THE DATA below:
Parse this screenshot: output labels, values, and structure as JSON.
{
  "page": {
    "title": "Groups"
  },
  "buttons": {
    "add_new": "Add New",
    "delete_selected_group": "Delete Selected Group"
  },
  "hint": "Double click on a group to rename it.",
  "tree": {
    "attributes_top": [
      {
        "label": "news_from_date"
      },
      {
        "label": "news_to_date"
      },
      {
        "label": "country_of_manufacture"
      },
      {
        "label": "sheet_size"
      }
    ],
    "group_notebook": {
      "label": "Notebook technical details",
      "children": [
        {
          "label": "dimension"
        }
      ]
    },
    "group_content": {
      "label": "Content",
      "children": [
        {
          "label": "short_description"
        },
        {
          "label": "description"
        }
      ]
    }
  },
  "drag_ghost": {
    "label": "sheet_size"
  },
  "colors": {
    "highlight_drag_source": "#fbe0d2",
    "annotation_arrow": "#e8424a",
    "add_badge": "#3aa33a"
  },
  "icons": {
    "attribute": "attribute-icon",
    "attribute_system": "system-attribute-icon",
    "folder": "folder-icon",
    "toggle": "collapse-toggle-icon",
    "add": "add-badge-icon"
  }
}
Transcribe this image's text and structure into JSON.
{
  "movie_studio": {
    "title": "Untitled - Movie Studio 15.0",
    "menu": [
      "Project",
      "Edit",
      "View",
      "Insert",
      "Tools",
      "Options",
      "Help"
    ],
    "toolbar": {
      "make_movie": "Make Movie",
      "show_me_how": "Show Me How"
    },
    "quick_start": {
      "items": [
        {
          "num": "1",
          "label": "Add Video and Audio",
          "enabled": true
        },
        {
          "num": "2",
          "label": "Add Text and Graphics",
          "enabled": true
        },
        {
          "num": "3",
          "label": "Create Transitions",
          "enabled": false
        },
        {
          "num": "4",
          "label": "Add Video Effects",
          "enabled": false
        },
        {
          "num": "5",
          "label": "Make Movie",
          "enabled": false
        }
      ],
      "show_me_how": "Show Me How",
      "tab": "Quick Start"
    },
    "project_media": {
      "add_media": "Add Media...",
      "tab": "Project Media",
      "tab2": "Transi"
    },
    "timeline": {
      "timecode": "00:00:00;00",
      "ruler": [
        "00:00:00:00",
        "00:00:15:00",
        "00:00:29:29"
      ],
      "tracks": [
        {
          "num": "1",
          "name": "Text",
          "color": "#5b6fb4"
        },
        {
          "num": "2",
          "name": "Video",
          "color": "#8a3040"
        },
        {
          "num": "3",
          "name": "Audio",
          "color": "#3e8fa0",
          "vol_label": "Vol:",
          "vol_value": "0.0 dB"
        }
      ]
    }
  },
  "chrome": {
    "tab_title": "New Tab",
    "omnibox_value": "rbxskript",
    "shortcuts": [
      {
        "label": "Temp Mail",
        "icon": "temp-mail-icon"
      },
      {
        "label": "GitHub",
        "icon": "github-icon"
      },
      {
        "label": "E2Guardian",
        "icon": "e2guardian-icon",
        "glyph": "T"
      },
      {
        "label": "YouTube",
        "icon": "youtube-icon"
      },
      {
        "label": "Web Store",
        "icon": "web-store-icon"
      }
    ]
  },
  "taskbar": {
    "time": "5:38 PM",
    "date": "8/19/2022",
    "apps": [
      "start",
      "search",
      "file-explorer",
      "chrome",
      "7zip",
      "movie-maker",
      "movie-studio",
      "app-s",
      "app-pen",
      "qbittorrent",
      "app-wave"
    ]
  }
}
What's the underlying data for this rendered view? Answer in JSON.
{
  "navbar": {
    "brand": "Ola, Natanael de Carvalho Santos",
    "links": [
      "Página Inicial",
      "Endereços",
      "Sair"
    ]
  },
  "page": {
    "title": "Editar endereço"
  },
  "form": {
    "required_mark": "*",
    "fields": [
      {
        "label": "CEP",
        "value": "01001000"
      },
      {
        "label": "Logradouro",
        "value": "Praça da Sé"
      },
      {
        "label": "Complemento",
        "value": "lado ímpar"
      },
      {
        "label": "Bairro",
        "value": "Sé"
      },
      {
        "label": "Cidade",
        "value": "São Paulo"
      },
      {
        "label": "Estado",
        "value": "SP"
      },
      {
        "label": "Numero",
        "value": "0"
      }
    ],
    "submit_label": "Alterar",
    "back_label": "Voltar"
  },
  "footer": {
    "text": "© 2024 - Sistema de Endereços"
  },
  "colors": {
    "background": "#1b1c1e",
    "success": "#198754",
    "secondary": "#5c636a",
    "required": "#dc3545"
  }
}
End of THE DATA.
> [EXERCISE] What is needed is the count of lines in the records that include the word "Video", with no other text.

> [RESPONSE AREA] 3